- € 6,99
'The funniest person in the world' Caitlin Moran
'My comfort read. The best diaries ever written - with apologies to Samuel Pepys, Bridget Jones and me' ADAM KAY
The hilarious SEVENTH BOOK in Sue Townsend's bestselling series, sees Adrian fall in love, be inconvenienced by the war and face his new nemesis: a swan from the local canal . . .
Wednesday April 2nd
I am thirty-five today. I am officially middle-aged. It is all downhill from now. A pathetic slide towards gum disease, wheelchair ramps and death.
Adrian Mole is middle-aged but still scribbling.
Working as a bookseller and living in Leicester's Rat Wharf; finding time to write letters of advice to Tim Henman and Tony Blair; locked in mortal combat with a vicious swan called Gielgud; measuring his expanding bald spot; and trying to win-over the voluptuous Daisy . . .
Adrian yearns for a better more meaningful world. But he's not ready to surrender his pen yet...
'Hilarious.
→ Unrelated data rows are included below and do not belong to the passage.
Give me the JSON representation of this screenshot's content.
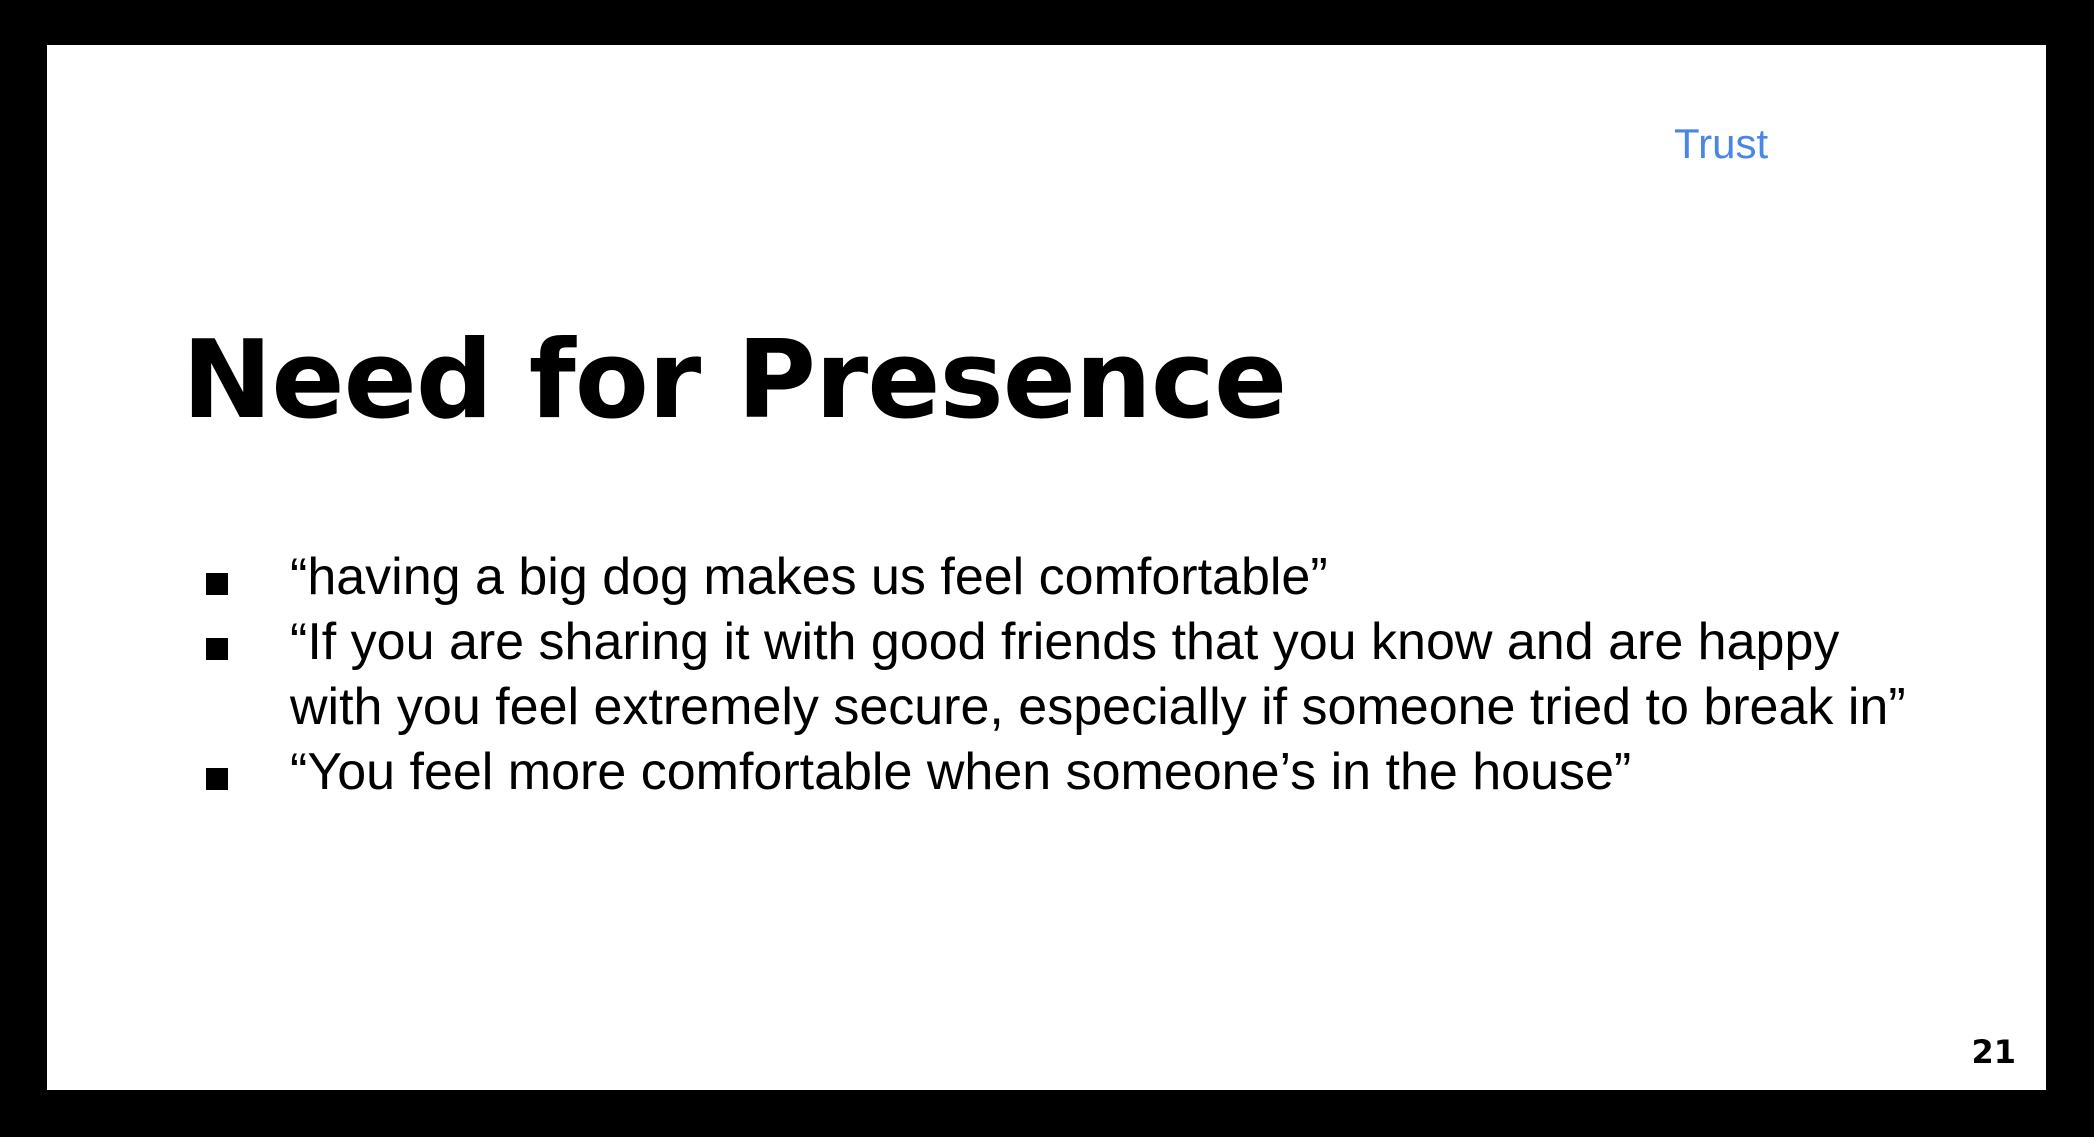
{
  "slide": {
    "section_tag": "Trust",
    "title": "Need for Presence",
    "bullets": [
      "“having a big dog makes us feel comfortable”",
      "“If you are sharing it with good friends that you know and are happy with you feel extremely secure, especially if someone tried to break in”",
      "“You feel more comfortable when someone’s in the house”"
    ],
    "page_number": "21"
  },
  "colors": {
    "background": "#000000",
    "slide": "#ffffff",
    "accent_link": "#4a86e8",
    "text": "#000000"
  },
  "icons": {
    "bullet": "square-bullet-icon"
  }
}
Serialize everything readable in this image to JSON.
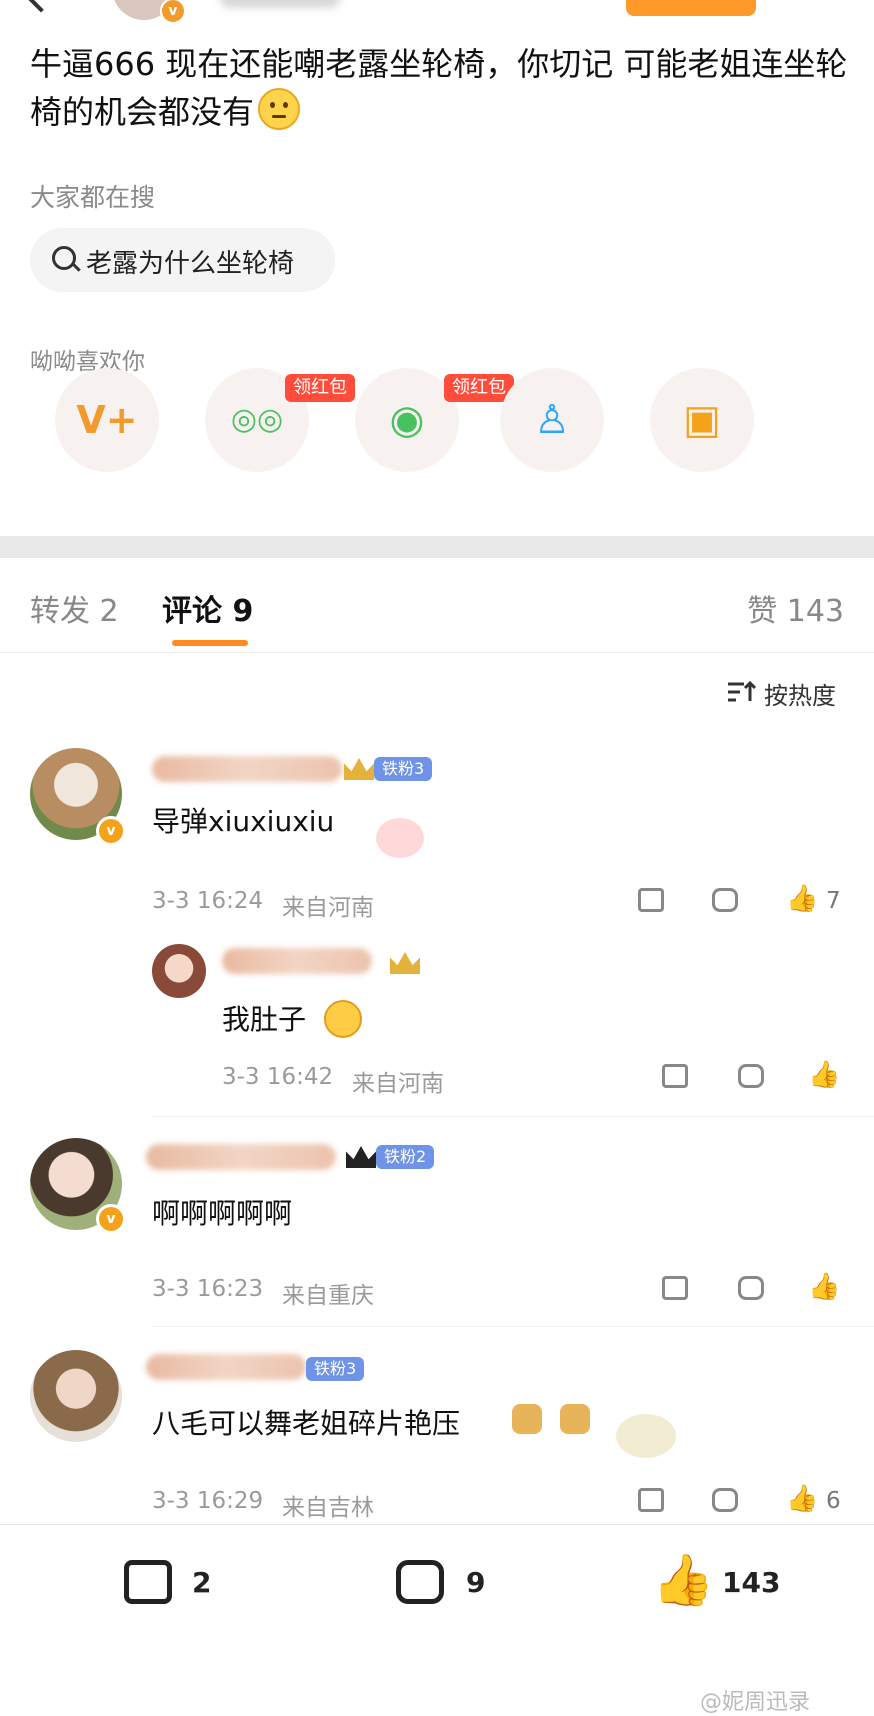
{
  "post": {
    "text": "牛逼666 现在还能嘲老露坐轮椅，你切记 可能老姐连坐轮椅的机会都没有",
    "emoji": "thinking-face"
  },
  "search": {
    "label": "大家都在搜",
    "query": "老露为什么坐轮椅"
  },
  "share": {
    "label": "呦呦喜欢你",
    "targets": [
      {
        "name": "vplus",
        "glyph": "V+",
        "badge": "",
        "color": "#f39a2d"
      },
      {
        "name": "wechat",
        "glyph": "◎◎",
        "badge": "领红包",
        "color": "#48c160"
      },
      {
        "name": "moments",
        "glyph": "◉",
        "badge": "领红包",
        "color": "#48c160"
      },
      {
        "name": "qq",
        "glyph": "♙",
        "badge": "",
        "color": "#2ea6ff"
      },
      {
        "name": "save-image",
        "glyph": "▣",
        "badge": "",
        "color": "#f3a21a"
      }
    ]
  },
  "tabs": {
    "repost": "转发 2",
    "comment": "评论 9",
    "like": "赞 143"
  },
  "sort": {
    "label": "按热度",
    "icon": "sort-icon"
  },
  "comments": [
    {
      "text": "导弹xiuxiuxiu",
      "badge": "铁粉3",
      "time": "3-3 16:24",
      "location": "来自河南",
      "likes": "7",
      "verified": "v"
    },
    {
      "text": "我肚子",
      "badge": "",
      "time": "3-3 16:42",
      "location": "来自河南",
      "likes": "",
      "verified": ""
    },
    {
      "text": "啊啊啊啊啊",
      "badge": "铁粉2",
      "time": "3-3 16:23",
      "location": "来自重庆",
      "likes": "",
      "verified": "v"
    },
    {
      "text": "八毛可以舞老姐碎片艳压",
      "badge": "铁粉3",
      "time": "3-3 16:29",
      "location": "来自吉林",
      "likes": "6",
      "verified": ""
    }
  ],
  "bottom": {
    "repost_count": "2",
    "comment_count": "9",
    "like_count": "143"
  },
  "watermark": "@妮周迅录",
  "colors": {
    "accent": "#ff8a1f",
    "redbag": "#ff4c3b",
    "fanbadge": "#6f93e6"
  }
}
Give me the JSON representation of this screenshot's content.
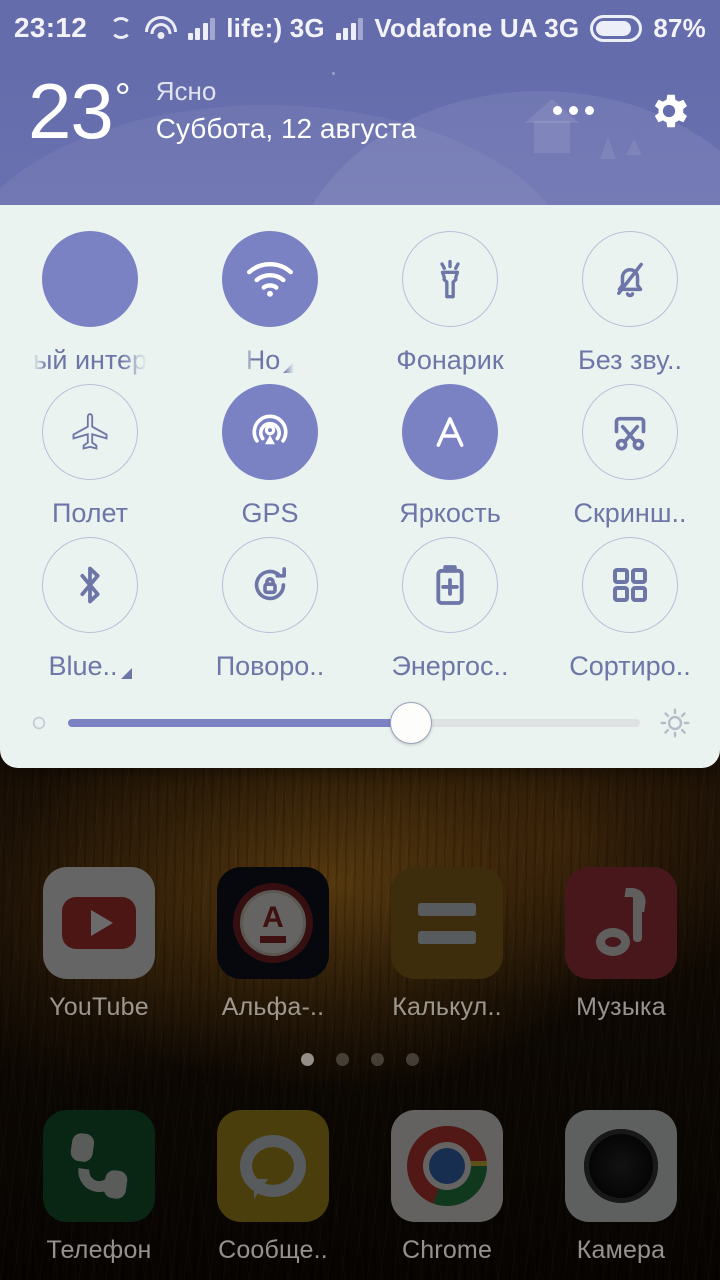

Deft, gleeful mockery impales modish fads, from home make-overs to new-age crazes, while fiercer irony is trained on the country's involvement with Iraq' Sunday Times
'Richly comic ... stuffed full of humour, tragedy, vanity, pathos and, very occasionally, wisdom' Guardian
'Completely hilarious, laugh-out-loud, a joy' Daily Mirror
This fifth installment of Adrian Mole's diary (The Secret Diary of Adrian Mole Aged 13 3/4; Adrian Mole: The Cappuccino Years, etc.) breaks new ground with its concern for current affairs and its sympathetic treatment of not-always-exemplary characters. Adrian, as usual, is struggling with various relationships and with constant financial problems, always trying to do the right thing, but usually giving in to his baser urges, in love and in spending. He becomes accidentally engaged to dollhouse-building homebody Marigold while spending flirtatious evenings with childhood love Pandora; fires off missives to the likes of Tony Blair and Tim Henman; and works, genuinely, to be a good father, friend and ex-husband to a cast of often bizarre but always human characters. Townsend, author of numerous non-Adrian novels, plays and nonfiction, makes Adrian's adult disorientation palpable as he tries to figure out how he went from hosting a popular television show to working in a failing second-hand bookshop, and copes with the shock of seeing childhood bullies make good and childhood dreams go awry. Arguments about the war figure prominently: one of Adrian's sons is sent to Iraq; his best friend, Robert, is there, too. Adrian's reactions to the war are complex, funny and wrenching. By the time the diary breaks off (on Sunday, July 22, 2004), things are looking up for Adrian and a bridesmaid and he is considering (to her consternation) writing an autobiography.